Stocks tick higher on Wall Street but Treasury yields sink
U.S. stock indexes drifted higher Tuesday as Wall Street’s big rally eased off the accelerator.
The S&P 500 rose 11.90 points, or 0.4%, to 3,306.51 after flipping between small gains and losses throughout the day. It’s the mildest move for the index in two weeks.
The Dow Jones Industrial Average climbed 164.07 points, or 0.6%, to 26,828.47, and the Nasdaq composite added 38.37, or 0.4%, to close at another record, 10,941.17.
Stock indexes are hanging at or close to their record highs after clawing back all or most of their sell-off from earlier in the year, and the S&P 500 is within 2.4% of its all-time high set in February. But caution is still very prevalent across other markets: Gold rose to another record Tuesday, while Treasury yields sank as investors sought safety.
Within the stock market, energy companies had the biggest gains after the price of oil rose. But two in five S&P 500 stocks were lower following a mixed set of earnings reports.
On the winning end was Take-Two Interactive Software, which rose 5.9%. The video-game maker reported a profit for the spring that was almost double year-ago levels as customers stuck at home played Grand Theft Auto and other games instead of going outside.
It also raised its sales forecast for its fiscal year, a notable move when many companies have been shy to give any kind of prediction given all the uncertainty created by the coronavirus pandemic.
On the opposite end was insurer American International Group. AIG fell 7.5% for one of the larger losses in the S&P 500 even though it reported stronger results for the latest quarter than Wall Street expected. Some analysts cited several unusual items that clouded its report, such as COVID-related losses, which make it difficult to extrapolate how AIG’s profits will run from here.
In Washington, meanwhile, negotiations in the Capitol on a big economic relief package are ongoing. But multiple obstacles remain before a deal can be struck, one that investors say is crucial for propping up the economy in its weakened state.
A weekly $600 in federal unemployment benefits has expired, threatening to crunch the finances of millions of out-of-work Americans. Recent data reports have shown an uptick in the number of workers filing for unemployment benefits after a resurgence of coronavirus counts pushed some states to reimpose restrictions on businesses. Economists expect a report on Friday to show that U.S. employers added 1.8 million jobs last month, which would be welcome growth but also a slowdown from June.
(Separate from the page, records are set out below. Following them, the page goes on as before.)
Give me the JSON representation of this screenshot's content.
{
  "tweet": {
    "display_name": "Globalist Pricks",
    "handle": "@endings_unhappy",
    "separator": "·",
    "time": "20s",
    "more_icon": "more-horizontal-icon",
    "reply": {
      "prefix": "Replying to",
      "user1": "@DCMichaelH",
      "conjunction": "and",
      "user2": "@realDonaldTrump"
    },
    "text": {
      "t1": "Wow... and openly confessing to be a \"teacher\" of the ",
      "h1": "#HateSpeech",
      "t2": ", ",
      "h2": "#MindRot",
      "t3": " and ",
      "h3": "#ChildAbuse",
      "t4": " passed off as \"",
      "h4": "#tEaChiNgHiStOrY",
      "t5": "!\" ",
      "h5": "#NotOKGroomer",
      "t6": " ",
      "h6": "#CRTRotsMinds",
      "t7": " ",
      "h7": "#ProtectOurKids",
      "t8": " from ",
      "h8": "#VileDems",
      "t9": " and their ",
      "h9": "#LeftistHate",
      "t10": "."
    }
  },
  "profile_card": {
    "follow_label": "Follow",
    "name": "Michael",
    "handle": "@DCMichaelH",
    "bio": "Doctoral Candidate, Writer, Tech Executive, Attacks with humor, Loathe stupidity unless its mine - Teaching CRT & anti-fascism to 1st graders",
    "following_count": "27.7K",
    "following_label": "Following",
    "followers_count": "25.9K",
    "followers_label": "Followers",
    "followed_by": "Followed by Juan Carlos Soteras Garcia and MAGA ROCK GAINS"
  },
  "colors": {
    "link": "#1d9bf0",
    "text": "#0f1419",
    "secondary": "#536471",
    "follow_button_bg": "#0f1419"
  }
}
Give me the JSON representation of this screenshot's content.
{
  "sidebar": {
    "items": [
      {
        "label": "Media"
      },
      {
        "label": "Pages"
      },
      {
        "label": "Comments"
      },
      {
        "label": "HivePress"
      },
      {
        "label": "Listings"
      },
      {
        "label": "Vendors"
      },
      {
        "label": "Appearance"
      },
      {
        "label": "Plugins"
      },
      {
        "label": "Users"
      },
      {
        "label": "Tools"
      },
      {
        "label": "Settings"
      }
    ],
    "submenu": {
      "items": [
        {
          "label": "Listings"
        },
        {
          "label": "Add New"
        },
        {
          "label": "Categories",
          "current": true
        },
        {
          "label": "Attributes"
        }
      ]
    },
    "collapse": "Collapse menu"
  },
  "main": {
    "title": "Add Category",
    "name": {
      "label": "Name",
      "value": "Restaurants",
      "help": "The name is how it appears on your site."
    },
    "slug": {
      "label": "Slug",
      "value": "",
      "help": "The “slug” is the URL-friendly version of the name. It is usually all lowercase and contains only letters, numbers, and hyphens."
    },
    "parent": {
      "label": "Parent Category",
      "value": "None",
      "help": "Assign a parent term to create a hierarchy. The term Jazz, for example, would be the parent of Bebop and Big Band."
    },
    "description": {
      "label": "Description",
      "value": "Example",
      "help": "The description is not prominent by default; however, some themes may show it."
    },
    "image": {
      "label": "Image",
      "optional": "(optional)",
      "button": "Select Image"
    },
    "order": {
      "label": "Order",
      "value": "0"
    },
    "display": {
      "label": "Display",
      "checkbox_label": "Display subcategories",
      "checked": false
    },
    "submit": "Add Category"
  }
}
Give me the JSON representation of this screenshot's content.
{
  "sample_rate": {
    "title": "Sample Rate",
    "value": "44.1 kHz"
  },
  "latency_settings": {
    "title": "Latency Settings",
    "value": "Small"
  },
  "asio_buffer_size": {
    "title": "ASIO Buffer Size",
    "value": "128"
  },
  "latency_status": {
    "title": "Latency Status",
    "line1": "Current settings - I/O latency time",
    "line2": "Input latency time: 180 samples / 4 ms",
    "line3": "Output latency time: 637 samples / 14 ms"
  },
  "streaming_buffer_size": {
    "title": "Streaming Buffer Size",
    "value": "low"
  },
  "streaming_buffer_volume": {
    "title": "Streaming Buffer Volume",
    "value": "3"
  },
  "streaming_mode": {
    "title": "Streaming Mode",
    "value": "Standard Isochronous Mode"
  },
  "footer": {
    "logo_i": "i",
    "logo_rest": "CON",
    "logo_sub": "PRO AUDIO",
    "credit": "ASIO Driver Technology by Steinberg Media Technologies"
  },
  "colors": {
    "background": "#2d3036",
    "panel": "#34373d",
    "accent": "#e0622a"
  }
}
The Federal Reserve said last week that it will keep interest rates at their record low levels, as it continues to pump massive amounts of aid into the economy. Now, investors are waiting for Congress to do the same.
The yield on the 10-year Treasury note fell to 0.50% from 0.56% late Monday. It tends to move with investors’ expectations for the economy and inflation.
The bond market was much earlier than the stock market to signal the coming economic disaster from the coronavirus pandemic. It has also remained much more cautious through the pandemic than the stock market has.
“The dichotomy of low and falling bond yields with ebullient risk asset markets is confusing, and investors are becoming increasingly nervous as yields grind lower,” Northern Trust Wealth Management Chief Investment Officer Katie Nixon said in a commentary.
She said part of the drive lower in yields is worry that the economy may roll into a double-dip recession, which she does not expect. The Fed’s promises to keep short-term rates low and to buy reams of bonds are also helping to keep a lid on yields, which also helps push investors into stocks.
Gold has been another investment that has moved strongly recently because of low interest rates and worries about the global economy. Gold for delivery in December rose $34.70 to settle at $2,021.00 per ounce.
In Europe, Germany’s DAX slipped 0.4% to give back some of its big gain from a day earlier, when reports showed that manufacturing recovered across much of the continent last month. France’s CAC 40 added 0.3%, and the FTSE 100 in London was up 0.1%.
In Asia, markets were more buoyant. Tokyo’s Nikkei 225 gained 1.7%, the Hang Seng in Hong Kong added 2% and the Kospi in Seoul picked up 1.3%. Stocks in Shanghai edged 0.1% higher.
Benchmark U.S. crude oil rose 69 cents to settle at $41.70 per barrel. Brent crude, the international standard, added 28 cents to $44.43 a barrel.